Task item — Write each entry out again verbatim, pictures excluded.

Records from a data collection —
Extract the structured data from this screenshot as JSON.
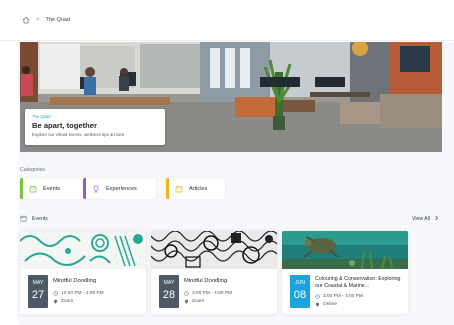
{
  "breadcrumb": {
    "home_icon": "home-icon",
    "separator": ">",
    "current": "The Quad"
  },
  "hero": {
    "eyebrow": "The Quad",
    "title": "Be apart, together",
    "subtitle": "Explore our virtual events, wellness tips & more"
  },
  "categories": {
    "label": "Categories",
    "items": [
      {
        "label": "Events",
        "icon": "calendar-icon",
        "color": "#7ac143"
      },
      {
        "label": "Experiences",
        "icon": "lightbulb-icon",
        "color": "#8e5cd9"
      },
      {
        "label": "Articles",
        "icon": "calendar-icon",
        "color": "#f2b31b"
      }
    ]
  },
  "events": {
    "label": "Events",
    "view_all": "View All",
    "view_all_icon": "chevron-right-icon",
    "items": [
      {
        "month": "MAY",
        "day": "27",
        "title": "Mindful Doodling",
        "time": "12:00 PM - 1:00 PM",
        "location": "Zoom",
        "date_color": "#4d5966"
      },
      {
        "month": "MAY",
        "day": "28",
        "title": "Mindful Doodling",
        "time": "3:00 PM - 4:00 PM",
        "location": "Zoom",
        "date_color": "#4d5966"
      },
      {
        "month": "JUN",
        "day": "08",
        "title": "Colouring & Conservation: Exploring our Coastal & Marine...",
        "time": "3:00 PM - 4:00 PM",
        "location": "Online",
        "date_color": "#1aa3df"
      }
    ]
  }
}
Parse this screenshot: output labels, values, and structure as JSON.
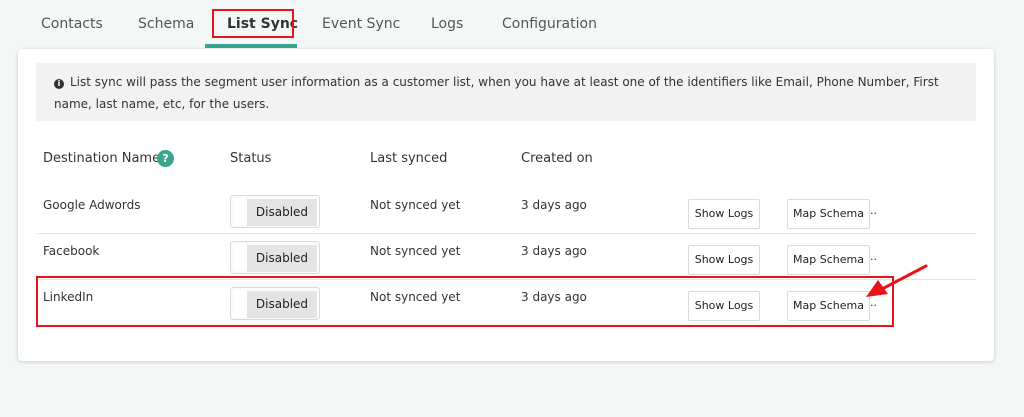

Response to the task —
Extract the structured data from this screenshot as JSON.
{
  "breadcrumb": {
    "home_icon": "home-icon",
    "separator": ">",
    "current": "The Quad"
  },
  "hero": {
    "eyebrow": "The Quad",
    "title": "Be apart, together",
    "subtitle": "Explore our virtual events, wellness tips & more"
  },
  "categories": {
    "label": "Categories",
    "items": [
      {
        "label": "Events",
        "icon": "calendar-icon",
        "color": "#7ac143"
      },
      {
        "label": "Experiences",
        "icon": "lightbulb-icon",
        "color": "#8e5cd9"
      },
      {
        "label": "Articles",
        "icon": "calendar-icon",
        "color": "#f2b31b"
      }
    ]
  },
  "events": {
    "label": "Events",
    "view_all": "View All",
    "view_all_icon": "chevron-right-icon",
    "items": [
      {
        "month": "MAY",
        "day": "27",
        "title": "Mindful Doodling",
        "time": "12:00 PM - 1:00 PM",
        "location": "Zoom",
        "date_color": "#4d5966"
      },
      {
        "month": "MAY",
        "day": "28",
        "title": "Mindful Doodling",
        "time": "3:00 PM - 4:00 PM",
        "location": "Zoom",
        "date_color": "#4d5966"
      },
      {
        "month": "JUN",
        "day": "08",
        "title": "Colouring & Conservation: Exploring our Coastal & Marine...",
        "time": "3:00 PM - 4:00 PM",
        "location": "Online",
        "date_color": "#1aa3df"
      }
    ]
  }
}
Parse this screenshot: output labels, values, and structure as JSON.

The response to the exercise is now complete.